START Supplied material

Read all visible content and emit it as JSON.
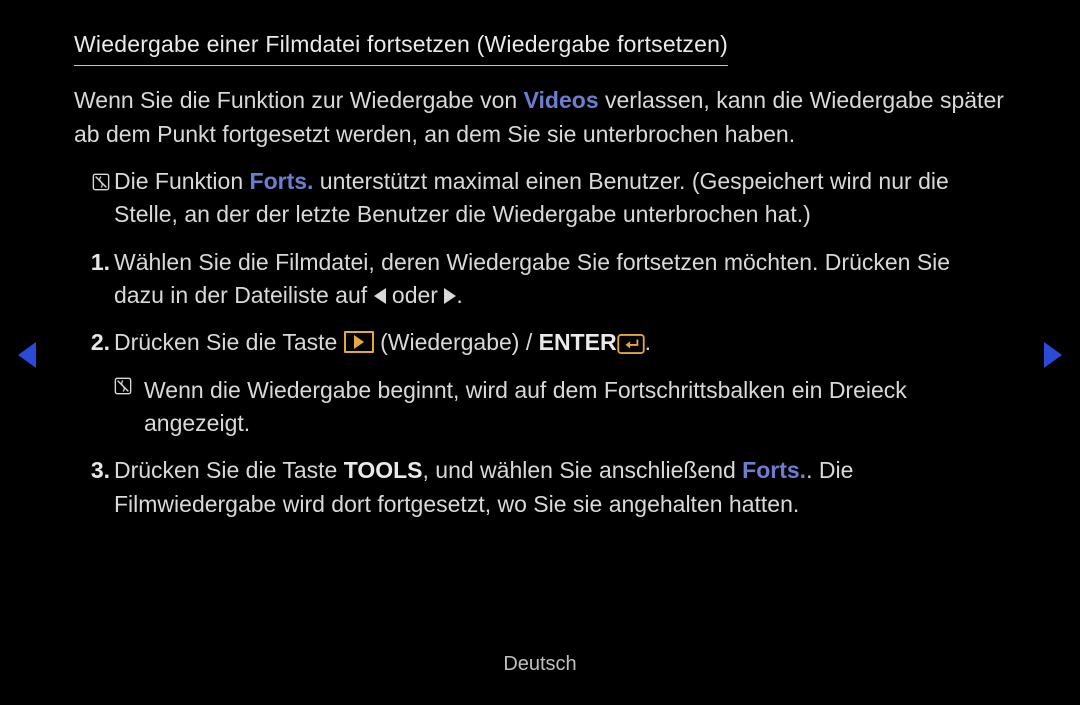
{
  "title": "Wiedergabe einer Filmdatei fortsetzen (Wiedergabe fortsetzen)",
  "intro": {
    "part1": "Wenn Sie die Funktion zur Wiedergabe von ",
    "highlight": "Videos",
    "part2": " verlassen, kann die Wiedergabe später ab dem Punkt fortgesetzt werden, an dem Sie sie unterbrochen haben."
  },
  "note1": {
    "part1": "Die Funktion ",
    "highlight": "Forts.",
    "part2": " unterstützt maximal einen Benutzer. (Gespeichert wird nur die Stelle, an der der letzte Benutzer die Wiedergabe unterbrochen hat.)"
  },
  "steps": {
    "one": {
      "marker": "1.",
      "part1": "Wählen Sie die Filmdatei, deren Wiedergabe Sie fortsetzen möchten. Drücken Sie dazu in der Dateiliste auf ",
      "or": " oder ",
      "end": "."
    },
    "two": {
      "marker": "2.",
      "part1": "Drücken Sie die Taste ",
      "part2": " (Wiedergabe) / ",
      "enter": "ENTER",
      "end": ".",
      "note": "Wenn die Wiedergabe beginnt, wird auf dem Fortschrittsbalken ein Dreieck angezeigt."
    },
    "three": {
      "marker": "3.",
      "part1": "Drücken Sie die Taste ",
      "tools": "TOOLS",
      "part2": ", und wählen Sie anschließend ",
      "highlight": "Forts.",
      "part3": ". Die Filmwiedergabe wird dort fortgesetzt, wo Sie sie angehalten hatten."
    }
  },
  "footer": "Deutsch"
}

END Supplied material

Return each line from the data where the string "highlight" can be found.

    "highlight": "Videos",
    "highlight": "Forts.",
      "highlight": "Forts.",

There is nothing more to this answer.